- [Task details]:
Look through the entries for the string "content" and copy every line where it shows up.

Given records: Begin

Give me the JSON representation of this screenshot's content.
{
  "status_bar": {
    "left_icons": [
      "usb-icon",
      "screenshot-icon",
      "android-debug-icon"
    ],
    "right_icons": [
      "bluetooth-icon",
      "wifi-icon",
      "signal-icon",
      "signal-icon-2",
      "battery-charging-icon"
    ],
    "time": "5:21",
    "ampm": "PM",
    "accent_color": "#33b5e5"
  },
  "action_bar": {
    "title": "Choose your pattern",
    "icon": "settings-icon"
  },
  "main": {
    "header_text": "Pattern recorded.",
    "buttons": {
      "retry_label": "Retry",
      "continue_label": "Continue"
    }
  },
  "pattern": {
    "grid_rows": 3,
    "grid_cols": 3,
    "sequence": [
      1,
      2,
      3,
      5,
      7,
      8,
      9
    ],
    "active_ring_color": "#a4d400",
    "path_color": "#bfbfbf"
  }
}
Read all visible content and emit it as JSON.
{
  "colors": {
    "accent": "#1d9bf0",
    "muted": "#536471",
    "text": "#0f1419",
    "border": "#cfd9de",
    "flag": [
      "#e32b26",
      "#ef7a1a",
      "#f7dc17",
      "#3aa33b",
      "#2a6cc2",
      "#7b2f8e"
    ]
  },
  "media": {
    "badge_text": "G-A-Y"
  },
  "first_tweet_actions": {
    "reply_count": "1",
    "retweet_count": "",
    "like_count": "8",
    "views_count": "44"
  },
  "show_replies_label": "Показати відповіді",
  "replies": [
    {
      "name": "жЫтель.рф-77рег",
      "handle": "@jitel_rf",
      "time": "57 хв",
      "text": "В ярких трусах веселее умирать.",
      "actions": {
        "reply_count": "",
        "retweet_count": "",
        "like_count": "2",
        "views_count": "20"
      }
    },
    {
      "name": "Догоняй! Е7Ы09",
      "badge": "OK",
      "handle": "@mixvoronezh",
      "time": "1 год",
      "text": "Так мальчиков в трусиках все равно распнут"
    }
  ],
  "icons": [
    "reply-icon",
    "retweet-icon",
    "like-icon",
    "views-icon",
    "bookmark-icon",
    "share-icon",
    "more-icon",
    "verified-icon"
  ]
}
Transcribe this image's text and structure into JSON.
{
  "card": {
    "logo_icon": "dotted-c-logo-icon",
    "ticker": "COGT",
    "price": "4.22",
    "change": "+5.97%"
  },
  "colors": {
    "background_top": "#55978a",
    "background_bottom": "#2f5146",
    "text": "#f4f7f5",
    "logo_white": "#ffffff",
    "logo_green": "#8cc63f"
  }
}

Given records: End

- [Task result]:
Give me the JSON representation of this screenshot's content.
Read all visible content and emit it as JSON.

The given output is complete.